Authoritative Direction

Team direction is a sensitive subject for many incident response teams, most probably because of the structure of the average crisis management program.

Absent a clear-cut authoritative leader, incident response teams falter in the face of time-sensitive events. A top-shelf incident response plan will account for the position of incident response director, dictating responsibilities, clarifying decision-making authority, and providing a roadmap for guiding the team through standard incidents.

LEO’s incident response framework labels procedural steps by discipline, illustrating coordinated actions for each team member, which in turn gives valuable insight to the director.

Team direction is a sensitive subject for many incident response teams, most probably because of the structure of the average crisis management program. Look at the evolution of a cyber attack. Oftentimes it begins as a SIEM alert from within the Information Security department. If the alert proves significant enough, it may be flipped up to the full spread incident response team. Incidents showing significant impact to company operations may pull in a company’s business continuity team or operational crisis management team.
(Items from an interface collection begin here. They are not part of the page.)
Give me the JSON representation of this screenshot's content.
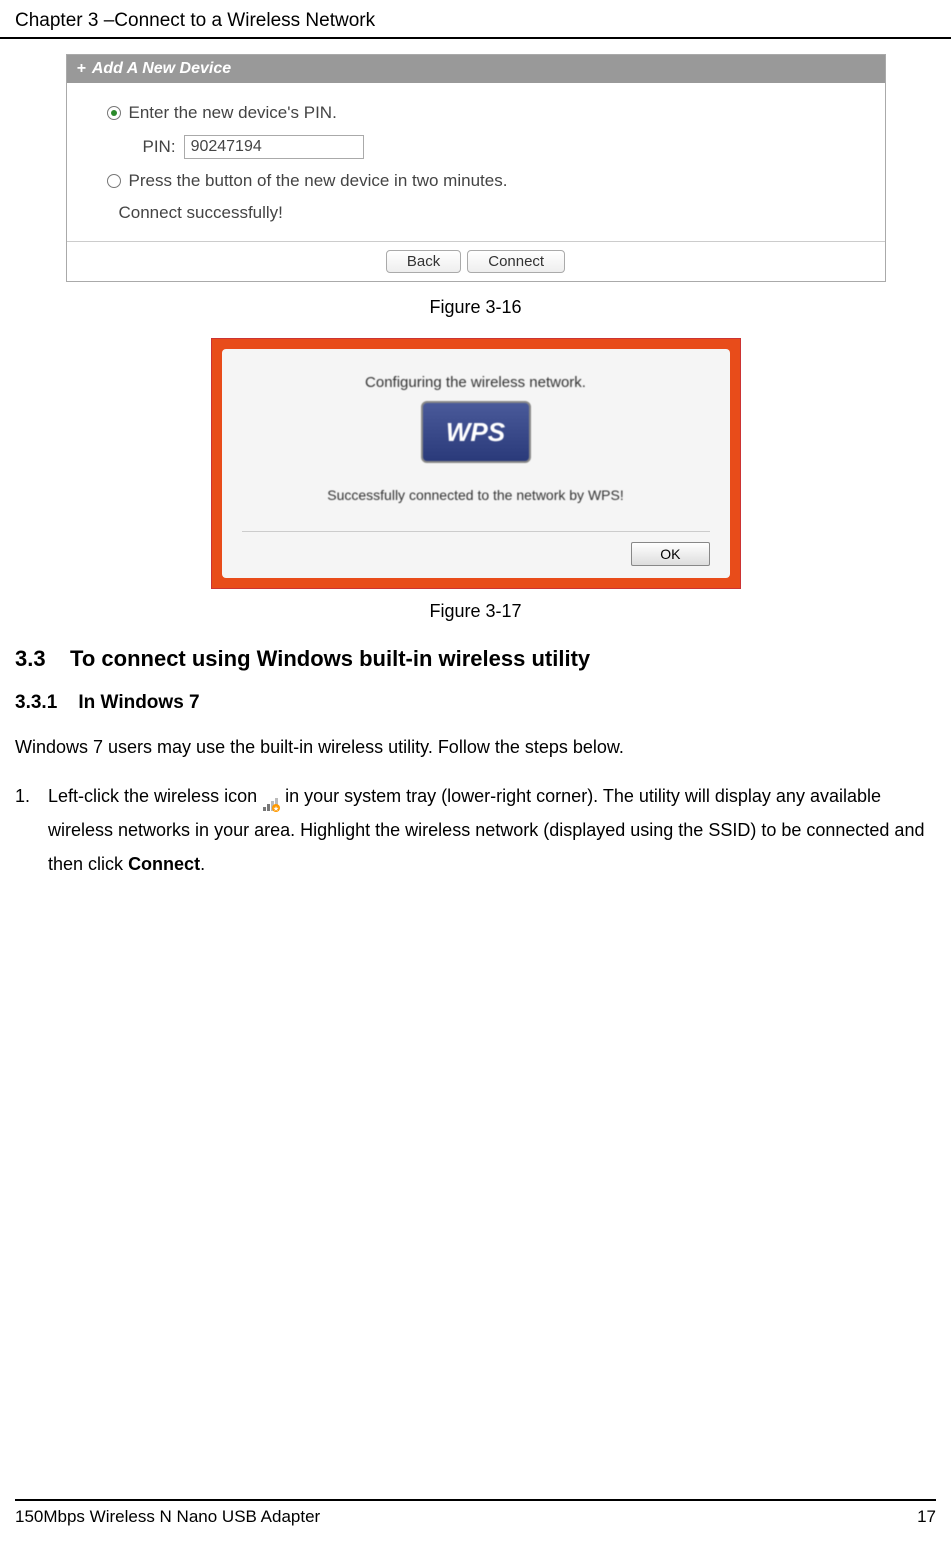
{
  "header": {
    "chapter_title": "Chapter 3 –Connect to a Wireless Network"
  },
  "dialog1": {
    "title": "Add A New Device",
    "radio1_label": "Enter the new device's PIN.",
    "pin_label": "PIN:",
    "pin_value": "90247194",
    "radio2_label": "Press the button of the new device in two minutes.",
    "connect_message": "Connect successfully!",
    "back_button": "Back",
    "connect_button": "Connect"
  },
  "caption1": "Figure 3-16",
  "wps_dialog": {
    "config_text": "Configuring the wireless network.",
    "logo_text": "WPS",
    "success_text": "Successfully connected to the network by WPS!",
    "ok_button": "OK"
  },
  "caption2": "Figure 3-17",
  "section": {
    "number": "3.3",
    "title": "To connect using Windows built-in wireless utility"
  },
  "subsection": {
    "number": "3.3.1",
    "title": "In Windows 7"
  },
  "intro_text": "Windows 7 users may use the built-in wireless utility. Follow the steps below.",
  "step1": {
    "number": "1.",
    "text_before_icon": "Left-click the wireless icon ",
    "text_after_icon": " in your system tray (lower-right corner). The utility will display any available wireless networks in your area. Highlight the wireless network (displayed using the SSID) to be connected and then click ",
    "bold_word": "Connect",
    "text_end": "."
  },
  "footer": {
    "product": "150Mbps Wireless N Nano USB Adapter",
    "page": "17"
  }
}
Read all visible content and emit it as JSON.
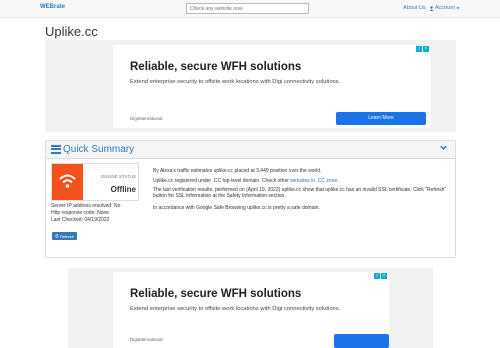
{
  "nav": {
    "brand": "WEBrate",
    "search_placeholder": "Check any website now",
    "about": "About Us",
    "account": "Account"
  },
  "site": {
    "title": "Uplike.cc"
  },
  "ads": [
    {
      "headline": "Reliable, secure WFH solutions",
      "desc": "Extend enterprise security to offsite work locations with Digi connectivity solutions.",
      "sponsor": "DigiInternational",
      "cta": "Learn More"
    },
    {
      "headline": "Reliable, secure WFH solutions",
      "desc": "Extend enterprise security to offsite work locations with Digi connectivity solutions.",
      "sponsor": "DigiInternational",
      "cta": ""
    }
  ],
  "summary": {
    "title": "Quick Summary",
    "status_label": "ONLINE STATUS",
    "status_value": "Offline",
    "status_color": "#f4511e",
    "ip": "Server IP address resolved: No",
    "http": "Http response code: None",
    "checked": "Last Checked: 04/19/2022",
    "refresh": "Refresh",
    "p1": "By Alexa's traffic estimates uplike.cc placed at 3,449 position over the world.",
    "p2_pre": "Uplike.cc registered under .CC top-level domain. Check other ",
    "p2_link": "websites in .CC zone",
    "p2_post": ".",
    "p3": "The last verification results, performed on (April 19, 2022) uplike.cc show that uplike.cc has an invalid SSL certificate. Click \"Refresh\" button for SSL Information at the Safety Information section.",
    "p4": "In accordance with Google Safe Browsing uplike.cc is pretty a safe domain."
  }
}
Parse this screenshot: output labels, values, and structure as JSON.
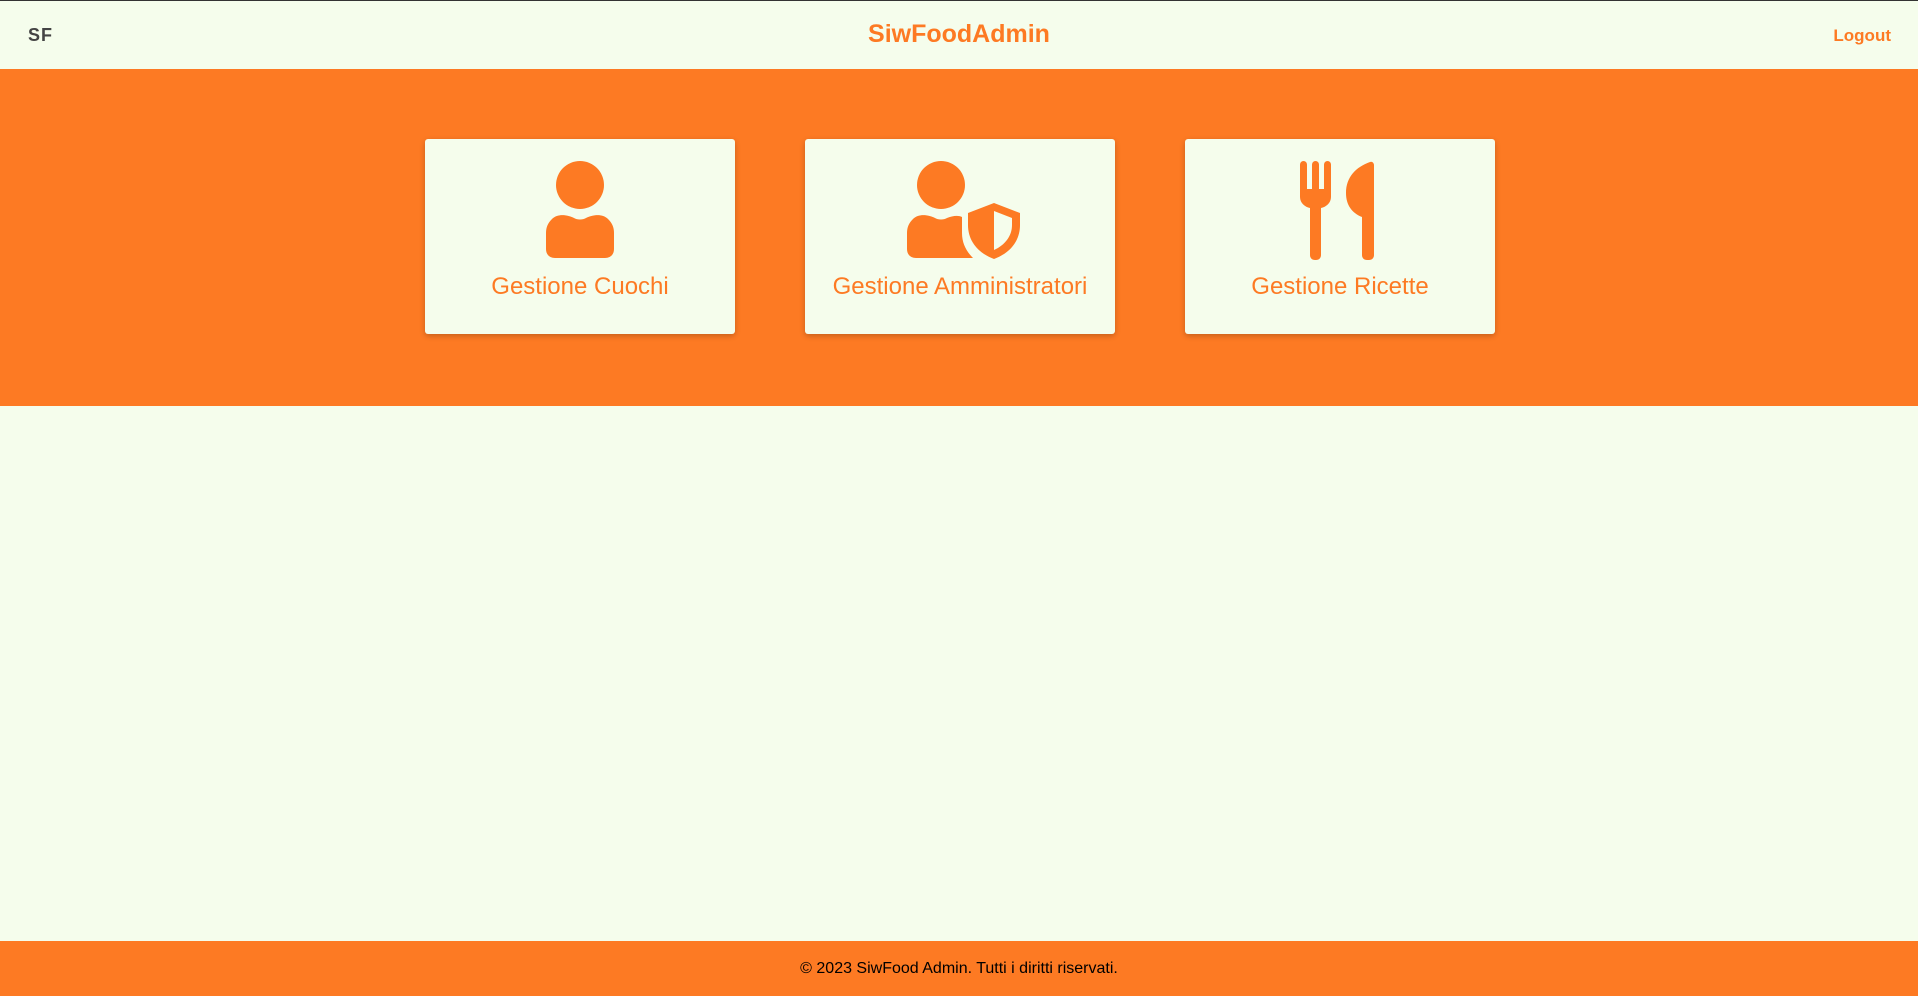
{
  "header": {
    "logo": "SF",
    "title": "SiwFoodAdmin",
    "logout_label": "Logout"
  },
  "cards": [
    {
      "label": "Gestione Cuochi",
      "icon": "user-icon"
    },
    {
      "label": "Gestione Amministratori",
      "icon": "user-shield-icon"
    },
    {
      "label": "Gestione Ricette",
      "icon": "utensils-icon"
    }
  ],
  "footer": {
    "copyright": "© 2023 SiwFood Admin. Tutti i diritti riservati."
  },
  "colors": {
    "accent": "#fd7a23",
    "background": "#f5fdec"
  }
}
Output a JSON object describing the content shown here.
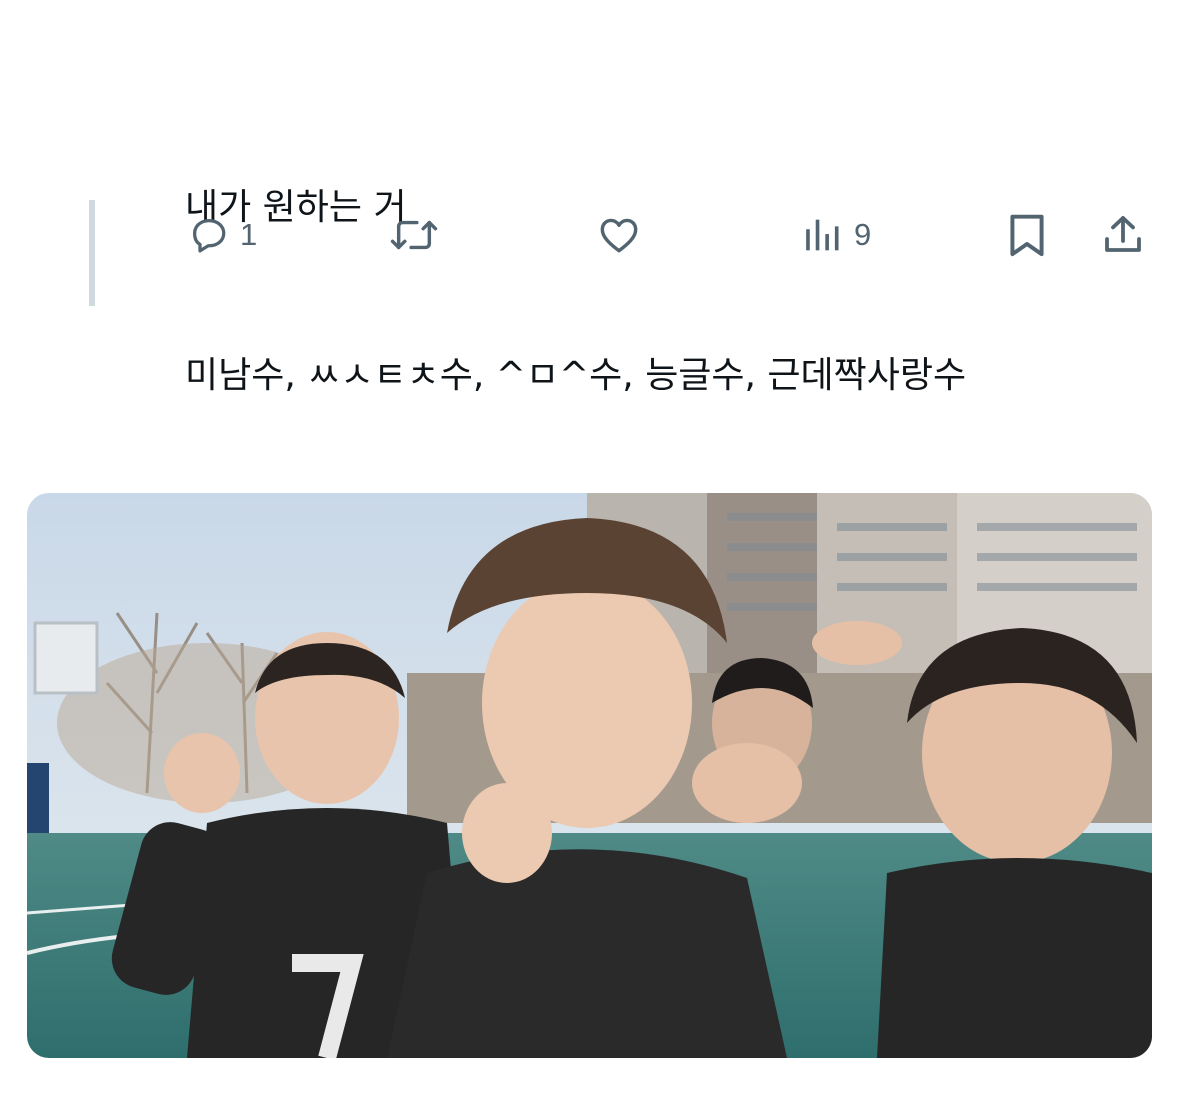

Companies rightfully struggle with how to parse roles and handle situations such as this. NASA dealt with the same issue, but fortunately, the Mission Control dynamic offered an inherent solution, one which LEO has incorporated into its incident response framework. Incident response teams should have a dedicated director. Where this director comes from, what authority he/she holds, and how he/she is trained are the questions.

LEO’s program answers these queries and provides a roadmap for selection, training, and guidance of an incident response director. In addition, procedures and rules are fashioned with an incident response director in mind, making it easier to initiate and track team actions during time-sensitive events.